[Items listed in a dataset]
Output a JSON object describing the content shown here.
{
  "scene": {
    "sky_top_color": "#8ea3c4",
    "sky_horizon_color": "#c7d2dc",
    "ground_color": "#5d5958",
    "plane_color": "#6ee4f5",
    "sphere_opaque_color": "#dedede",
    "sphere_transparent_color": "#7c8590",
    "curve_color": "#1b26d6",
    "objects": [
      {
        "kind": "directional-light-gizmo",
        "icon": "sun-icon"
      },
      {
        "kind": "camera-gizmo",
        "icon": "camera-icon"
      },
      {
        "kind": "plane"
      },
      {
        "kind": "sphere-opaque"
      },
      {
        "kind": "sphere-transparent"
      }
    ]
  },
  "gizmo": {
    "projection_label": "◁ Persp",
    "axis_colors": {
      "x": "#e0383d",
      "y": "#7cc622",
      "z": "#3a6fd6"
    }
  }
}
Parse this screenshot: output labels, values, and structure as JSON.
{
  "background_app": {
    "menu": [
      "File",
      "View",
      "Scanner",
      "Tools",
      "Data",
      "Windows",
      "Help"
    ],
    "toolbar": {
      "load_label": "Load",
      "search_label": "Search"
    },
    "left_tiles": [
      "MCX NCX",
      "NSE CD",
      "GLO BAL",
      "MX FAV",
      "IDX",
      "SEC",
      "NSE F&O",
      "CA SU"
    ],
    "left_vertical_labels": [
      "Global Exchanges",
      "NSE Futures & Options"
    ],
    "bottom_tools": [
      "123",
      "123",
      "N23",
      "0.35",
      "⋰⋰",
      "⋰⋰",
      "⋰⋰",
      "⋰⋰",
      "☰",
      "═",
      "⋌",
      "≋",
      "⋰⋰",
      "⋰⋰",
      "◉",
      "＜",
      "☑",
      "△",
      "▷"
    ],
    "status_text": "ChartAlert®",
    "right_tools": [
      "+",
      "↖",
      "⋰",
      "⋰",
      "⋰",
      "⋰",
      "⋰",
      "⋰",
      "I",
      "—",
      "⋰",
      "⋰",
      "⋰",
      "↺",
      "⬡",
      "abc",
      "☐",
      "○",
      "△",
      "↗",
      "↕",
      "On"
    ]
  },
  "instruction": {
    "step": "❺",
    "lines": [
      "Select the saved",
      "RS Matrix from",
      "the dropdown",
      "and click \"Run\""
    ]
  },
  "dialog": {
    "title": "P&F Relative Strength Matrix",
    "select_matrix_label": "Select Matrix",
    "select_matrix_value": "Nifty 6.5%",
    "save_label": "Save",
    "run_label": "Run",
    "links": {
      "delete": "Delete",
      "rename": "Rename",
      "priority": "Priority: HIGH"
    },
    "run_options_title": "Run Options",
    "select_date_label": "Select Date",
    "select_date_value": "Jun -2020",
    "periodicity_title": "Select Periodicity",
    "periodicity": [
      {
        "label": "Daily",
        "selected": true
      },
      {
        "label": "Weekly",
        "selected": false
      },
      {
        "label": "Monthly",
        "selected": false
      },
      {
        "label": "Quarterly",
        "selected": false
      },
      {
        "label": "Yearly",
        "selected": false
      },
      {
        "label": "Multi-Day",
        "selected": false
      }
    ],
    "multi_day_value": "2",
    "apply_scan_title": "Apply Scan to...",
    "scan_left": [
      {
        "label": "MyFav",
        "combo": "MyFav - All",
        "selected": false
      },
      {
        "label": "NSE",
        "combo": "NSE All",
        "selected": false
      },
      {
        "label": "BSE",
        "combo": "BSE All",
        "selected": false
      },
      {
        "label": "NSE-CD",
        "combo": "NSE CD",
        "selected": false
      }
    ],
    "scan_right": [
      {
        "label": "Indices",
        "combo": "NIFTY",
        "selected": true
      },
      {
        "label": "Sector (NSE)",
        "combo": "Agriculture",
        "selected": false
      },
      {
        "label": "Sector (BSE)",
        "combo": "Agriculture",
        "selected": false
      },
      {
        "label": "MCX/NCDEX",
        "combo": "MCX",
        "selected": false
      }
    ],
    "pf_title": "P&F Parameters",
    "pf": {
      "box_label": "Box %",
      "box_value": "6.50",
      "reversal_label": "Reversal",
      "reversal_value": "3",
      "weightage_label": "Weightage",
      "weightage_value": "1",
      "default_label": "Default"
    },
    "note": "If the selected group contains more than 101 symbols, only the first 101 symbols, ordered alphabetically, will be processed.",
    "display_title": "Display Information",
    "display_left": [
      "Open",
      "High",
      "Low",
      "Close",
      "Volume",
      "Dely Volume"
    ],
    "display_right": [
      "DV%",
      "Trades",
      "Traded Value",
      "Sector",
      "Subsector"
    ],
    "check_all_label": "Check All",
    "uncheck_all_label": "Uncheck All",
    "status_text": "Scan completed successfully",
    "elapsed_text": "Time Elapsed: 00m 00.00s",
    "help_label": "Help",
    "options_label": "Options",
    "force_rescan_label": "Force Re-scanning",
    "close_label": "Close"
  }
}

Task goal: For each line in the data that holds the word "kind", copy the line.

Answer section:
        "kind": "directional-light-gizmo",
        "kind": "camera-gizmo",
        "kind": "plane"
        "kind": "sphere-opaque"
        "kind": "sphere-transparent"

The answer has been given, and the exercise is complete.